* **What you are asked to do**: Leave out the pictures and repeat the data exactly.

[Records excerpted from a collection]
######

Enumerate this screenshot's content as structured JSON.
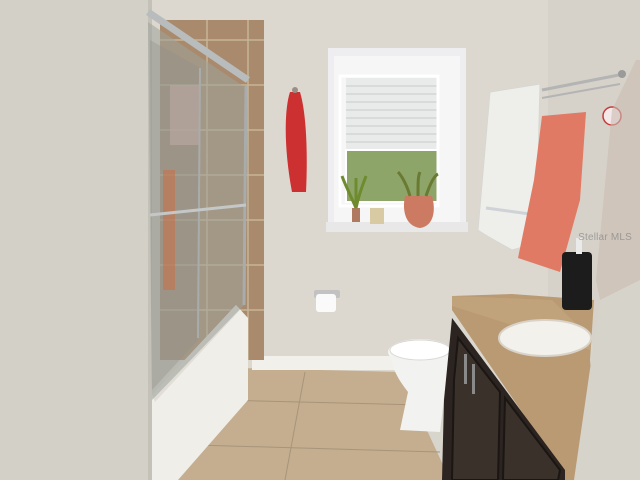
{
  "scene": {
    "description_hidden": "",
    "watermark": "Stellar MLS"
  },
  "colors": {
    "wall": "#dcd8cf",
    "wall_left": "#d2cfc6",
    "floor": "#c2ad8e",
    "vanity_wood": "#2b2420",
    "countertop": "#b99a73",
    "red_towel": "#cc3030",
    "salmon_towel": "#e07a64",
    "white_towel": "#eeeeea",
    "tile": "#a98a6c"
  }
}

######

* **Task answer**:
Enumerate this screenshot's content as structured JSON.
{
  "scene": {
    "description_hidden": "",
    "watermark": "Stellar MLS"
  },
  "colors": {
    "wall": "#dcd8cf",
    "wall_left": "#d2cfc6",
    "floor": "#c2ad8e",
    "vanity_wood": "#2b2420",
    "countertop": "#b99a73",
    "red_towel": "#cc3030",
    "salmon_towel": "#e07a64",
    "white_towel": "#eeeeea",
    "tile": "#a98a6c"
  }
}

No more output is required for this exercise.